* Instructions for the task
From the entries below, copy every line that has the word "Documento".

* Data for this exercise
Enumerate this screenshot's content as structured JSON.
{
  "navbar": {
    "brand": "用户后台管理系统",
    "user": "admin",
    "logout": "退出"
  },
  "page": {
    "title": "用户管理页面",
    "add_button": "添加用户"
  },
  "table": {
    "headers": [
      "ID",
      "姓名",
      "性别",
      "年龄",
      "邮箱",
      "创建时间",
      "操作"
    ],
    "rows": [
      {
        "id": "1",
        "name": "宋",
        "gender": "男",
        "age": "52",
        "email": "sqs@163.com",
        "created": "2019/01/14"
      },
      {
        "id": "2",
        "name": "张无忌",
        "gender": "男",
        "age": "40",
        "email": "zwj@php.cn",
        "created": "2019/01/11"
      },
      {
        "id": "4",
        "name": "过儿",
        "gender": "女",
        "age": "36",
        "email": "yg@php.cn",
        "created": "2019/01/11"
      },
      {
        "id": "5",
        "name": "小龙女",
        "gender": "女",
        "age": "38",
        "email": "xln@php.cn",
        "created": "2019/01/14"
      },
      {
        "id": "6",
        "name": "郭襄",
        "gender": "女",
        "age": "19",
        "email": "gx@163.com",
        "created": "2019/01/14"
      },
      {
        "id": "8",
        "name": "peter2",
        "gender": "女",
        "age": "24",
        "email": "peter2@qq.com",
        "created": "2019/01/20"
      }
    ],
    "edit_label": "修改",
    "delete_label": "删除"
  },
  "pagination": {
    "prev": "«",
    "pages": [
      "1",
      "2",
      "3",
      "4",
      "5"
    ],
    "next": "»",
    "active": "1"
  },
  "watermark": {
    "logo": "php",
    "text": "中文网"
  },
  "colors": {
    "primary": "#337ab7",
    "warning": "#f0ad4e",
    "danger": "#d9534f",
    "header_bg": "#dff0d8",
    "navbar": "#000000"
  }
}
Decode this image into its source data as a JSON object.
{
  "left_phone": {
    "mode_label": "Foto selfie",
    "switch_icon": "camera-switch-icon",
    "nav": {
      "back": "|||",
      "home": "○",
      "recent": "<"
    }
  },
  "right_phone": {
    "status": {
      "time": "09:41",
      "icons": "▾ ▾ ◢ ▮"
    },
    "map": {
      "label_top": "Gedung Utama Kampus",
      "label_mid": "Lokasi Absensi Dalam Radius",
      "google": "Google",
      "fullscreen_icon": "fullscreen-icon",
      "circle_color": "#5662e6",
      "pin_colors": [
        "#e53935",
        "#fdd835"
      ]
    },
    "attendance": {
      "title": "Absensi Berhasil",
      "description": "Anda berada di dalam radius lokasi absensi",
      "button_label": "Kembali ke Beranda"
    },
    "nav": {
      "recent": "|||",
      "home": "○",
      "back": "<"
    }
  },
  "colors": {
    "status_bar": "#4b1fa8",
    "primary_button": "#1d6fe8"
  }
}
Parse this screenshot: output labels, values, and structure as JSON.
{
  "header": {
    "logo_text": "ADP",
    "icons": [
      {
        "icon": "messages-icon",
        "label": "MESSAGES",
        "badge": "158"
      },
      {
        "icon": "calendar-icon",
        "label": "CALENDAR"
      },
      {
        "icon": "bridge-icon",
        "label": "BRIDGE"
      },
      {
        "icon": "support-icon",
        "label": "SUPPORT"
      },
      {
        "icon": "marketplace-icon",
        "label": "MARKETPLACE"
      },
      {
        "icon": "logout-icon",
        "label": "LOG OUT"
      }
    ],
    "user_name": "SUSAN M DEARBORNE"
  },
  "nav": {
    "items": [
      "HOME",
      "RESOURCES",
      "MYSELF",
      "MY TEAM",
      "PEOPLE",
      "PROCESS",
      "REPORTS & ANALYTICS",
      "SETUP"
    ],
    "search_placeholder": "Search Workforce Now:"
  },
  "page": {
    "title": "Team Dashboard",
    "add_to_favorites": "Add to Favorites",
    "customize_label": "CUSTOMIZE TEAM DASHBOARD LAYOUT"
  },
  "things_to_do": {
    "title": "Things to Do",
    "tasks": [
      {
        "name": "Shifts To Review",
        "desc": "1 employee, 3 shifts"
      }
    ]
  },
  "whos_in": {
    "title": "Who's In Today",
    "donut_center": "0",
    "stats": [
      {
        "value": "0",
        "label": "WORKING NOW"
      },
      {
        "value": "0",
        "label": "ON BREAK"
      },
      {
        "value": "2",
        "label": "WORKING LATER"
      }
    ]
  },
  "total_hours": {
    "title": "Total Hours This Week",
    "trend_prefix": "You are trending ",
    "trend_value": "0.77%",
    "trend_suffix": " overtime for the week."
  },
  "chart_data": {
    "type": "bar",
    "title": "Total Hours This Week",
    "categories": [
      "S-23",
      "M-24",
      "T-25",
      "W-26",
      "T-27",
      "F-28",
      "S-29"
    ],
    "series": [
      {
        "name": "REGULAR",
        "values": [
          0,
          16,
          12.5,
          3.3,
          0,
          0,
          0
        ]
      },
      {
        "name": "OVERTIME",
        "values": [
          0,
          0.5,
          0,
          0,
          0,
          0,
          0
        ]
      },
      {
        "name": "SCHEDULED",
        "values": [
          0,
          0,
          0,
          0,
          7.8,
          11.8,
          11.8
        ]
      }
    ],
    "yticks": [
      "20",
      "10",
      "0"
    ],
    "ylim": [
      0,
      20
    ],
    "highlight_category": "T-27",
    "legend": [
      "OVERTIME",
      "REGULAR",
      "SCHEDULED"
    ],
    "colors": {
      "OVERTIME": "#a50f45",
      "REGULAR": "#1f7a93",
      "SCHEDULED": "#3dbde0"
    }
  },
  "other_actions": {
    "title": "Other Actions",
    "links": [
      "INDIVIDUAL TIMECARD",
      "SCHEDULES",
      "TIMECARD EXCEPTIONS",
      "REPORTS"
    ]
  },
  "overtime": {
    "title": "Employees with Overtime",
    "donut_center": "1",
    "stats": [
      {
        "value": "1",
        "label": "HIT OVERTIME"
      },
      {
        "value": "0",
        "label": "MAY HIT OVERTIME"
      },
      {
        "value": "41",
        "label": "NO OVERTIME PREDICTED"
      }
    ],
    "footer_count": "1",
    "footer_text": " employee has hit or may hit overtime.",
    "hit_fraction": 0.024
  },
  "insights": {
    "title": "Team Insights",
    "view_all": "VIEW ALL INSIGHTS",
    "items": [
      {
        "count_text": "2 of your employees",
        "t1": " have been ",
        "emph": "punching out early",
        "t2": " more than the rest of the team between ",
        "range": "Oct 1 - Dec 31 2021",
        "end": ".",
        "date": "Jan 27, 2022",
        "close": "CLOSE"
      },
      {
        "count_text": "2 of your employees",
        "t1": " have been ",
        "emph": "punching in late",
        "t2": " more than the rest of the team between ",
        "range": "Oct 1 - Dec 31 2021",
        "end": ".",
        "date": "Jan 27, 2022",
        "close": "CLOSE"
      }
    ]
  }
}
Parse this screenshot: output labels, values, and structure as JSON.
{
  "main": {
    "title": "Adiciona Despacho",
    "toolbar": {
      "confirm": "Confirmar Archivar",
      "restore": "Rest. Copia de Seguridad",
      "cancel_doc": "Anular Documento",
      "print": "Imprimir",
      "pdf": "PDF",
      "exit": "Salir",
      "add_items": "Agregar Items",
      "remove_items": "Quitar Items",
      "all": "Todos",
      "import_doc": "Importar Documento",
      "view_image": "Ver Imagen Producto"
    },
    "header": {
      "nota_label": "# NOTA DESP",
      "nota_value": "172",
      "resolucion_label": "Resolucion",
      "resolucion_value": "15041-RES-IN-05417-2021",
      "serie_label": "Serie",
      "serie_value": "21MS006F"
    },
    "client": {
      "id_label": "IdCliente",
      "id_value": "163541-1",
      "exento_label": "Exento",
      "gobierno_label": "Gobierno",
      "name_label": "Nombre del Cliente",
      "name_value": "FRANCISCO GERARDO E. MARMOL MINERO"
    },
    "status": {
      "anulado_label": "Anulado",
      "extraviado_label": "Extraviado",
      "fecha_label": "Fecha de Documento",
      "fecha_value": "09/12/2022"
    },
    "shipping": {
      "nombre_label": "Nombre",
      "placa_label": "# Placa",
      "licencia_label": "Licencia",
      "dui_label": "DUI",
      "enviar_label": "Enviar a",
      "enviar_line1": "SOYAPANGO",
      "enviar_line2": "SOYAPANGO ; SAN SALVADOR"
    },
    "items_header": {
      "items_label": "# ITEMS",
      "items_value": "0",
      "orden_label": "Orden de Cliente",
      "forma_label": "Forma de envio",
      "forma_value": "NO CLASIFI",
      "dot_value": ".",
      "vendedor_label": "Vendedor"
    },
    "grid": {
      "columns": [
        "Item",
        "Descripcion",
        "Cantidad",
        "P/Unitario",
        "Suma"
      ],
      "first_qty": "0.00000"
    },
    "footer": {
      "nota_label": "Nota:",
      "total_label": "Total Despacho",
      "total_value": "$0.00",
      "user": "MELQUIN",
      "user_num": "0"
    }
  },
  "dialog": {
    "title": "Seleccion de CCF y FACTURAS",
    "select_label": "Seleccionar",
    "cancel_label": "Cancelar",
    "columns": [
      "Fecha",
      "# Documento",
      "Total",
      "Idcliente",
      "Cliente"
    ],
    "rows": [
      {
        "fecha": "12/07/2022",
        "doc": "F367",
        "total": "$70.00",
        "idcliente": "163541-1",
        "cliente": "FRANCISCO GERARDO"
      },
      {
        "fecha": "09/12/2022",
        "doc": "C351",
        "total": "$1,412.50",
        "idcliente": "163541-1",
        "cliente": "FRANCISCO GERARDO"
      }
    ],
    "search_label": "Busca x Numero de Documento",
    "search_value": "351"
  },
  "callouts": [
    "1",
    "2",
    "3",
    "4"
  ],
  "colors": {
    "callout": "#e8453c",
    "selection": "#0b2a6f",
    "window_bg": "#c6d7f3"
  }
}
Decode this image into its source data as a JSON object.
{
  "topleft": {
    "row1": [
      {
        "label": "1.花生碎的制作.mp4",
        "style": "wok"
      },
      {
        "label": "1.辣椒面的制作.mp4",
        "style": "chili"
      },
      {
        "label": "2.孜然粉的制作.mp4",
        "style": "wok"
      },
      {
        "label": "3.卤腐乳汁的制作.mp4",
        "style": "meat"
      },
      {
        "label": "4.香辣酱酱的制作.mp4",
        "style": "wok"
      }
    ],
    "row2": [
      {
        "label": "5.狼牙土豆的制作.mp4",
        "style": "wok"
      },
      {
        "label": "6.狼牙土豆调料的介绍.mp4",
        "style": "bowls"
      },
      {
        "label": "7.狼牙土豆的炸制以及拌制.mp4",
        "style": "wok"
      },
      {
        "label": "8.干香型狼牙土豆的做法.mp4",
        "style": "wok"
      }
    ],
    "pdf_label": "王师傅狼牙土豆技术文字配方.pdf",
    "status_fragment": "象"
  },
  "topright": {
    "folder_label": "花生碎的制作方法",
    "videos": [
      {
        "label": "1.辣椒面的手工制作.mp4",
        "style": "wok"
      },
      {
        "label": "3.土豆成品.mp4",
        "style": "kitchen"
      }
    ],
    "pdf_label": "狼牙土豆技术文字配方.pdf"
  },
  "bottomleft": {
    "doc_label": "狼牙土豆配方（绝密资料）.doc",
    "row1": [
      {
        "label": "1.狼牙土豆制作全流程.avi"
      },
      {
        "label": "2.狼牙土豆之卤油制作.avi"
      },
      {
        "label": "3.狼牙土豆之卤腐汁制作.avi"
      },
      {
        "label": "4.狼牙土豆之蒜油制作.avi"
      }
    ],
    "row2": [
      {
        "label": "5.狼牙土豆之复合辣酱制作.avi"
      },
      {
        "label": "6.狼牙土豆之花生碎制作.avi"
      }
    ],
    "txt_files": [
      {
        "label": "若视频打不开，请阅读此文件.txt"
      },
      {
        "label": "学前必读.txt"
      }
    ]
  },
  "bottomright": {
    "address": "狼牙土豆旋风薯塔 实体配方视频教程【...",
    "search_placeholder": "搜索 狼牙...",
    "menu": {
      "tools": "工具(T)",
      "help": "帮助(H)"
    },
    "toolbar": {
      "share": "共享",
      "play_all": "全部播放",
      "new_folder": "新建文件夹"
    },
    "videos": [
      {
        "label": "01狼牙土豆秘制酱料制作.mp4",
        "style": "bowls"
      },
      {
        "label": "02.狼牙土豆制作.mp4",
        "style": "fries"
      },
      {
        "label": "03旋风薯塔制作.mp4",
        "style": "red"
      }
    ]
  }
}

* Answer to the exercise
      "cancel_doc": "Anular Documento",
      "import_doc": "Importar Documento",
      "fecha_label": "Fecha de Documento",
      "# Documento",
    "search_label": "Busca x Numero de Documento",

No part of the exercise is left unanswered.